▶ Problem to work on
What is needed is every line of the data that includes the word "text". Please copy each one.

▶ Data records
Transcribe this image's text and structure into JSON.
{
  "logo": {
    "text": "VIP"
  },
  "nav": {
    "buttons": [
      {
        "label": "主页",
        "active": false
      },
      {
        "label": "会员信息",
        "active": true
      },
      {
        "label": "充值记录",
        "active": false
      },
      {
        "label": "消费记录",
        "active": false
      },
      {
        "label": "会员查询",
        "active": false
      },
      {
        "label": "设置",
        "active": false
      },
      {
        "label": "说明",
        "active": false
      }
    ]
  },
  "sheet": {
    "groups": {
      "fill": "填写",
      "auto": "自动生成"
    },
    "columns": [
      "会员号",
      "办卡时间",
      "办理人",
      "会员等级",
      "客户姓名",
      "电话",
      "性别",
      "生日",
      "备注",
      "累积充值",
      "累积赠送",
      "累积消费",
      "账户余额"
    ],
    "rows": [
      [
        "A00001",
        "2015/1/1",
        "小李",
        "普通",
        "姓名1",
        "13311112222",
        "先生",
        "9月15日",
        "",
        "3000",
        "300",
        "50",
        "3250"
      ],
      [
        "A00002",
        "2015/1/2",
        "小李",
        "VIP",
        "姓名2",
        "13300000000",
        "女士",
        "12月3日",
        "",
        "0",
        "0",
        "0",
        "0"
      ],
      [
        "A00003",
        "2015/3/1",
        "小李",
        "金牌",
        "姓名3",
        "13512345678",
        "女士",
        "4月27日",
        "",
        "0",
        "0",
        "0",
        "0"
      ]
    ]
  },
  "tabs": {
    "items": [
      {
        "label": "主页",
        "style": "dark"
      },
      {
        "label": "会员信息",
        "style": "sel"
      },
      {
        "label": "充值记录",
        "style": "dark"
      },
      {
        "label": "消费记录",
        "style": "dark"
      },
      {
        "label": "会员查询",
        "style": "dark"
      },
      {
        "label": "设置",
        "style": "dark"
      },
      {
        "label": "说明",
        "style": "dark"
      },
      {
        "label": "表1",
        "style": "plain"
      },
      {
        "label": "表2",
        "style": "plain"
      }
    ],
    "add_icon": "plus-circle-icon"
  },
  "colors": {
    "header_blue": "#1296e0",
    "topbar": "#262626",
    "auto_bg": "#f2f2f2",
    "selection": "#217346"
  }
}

▶ Solution
Transcribe this image's text and structure into JSON.
    "text": "VIP"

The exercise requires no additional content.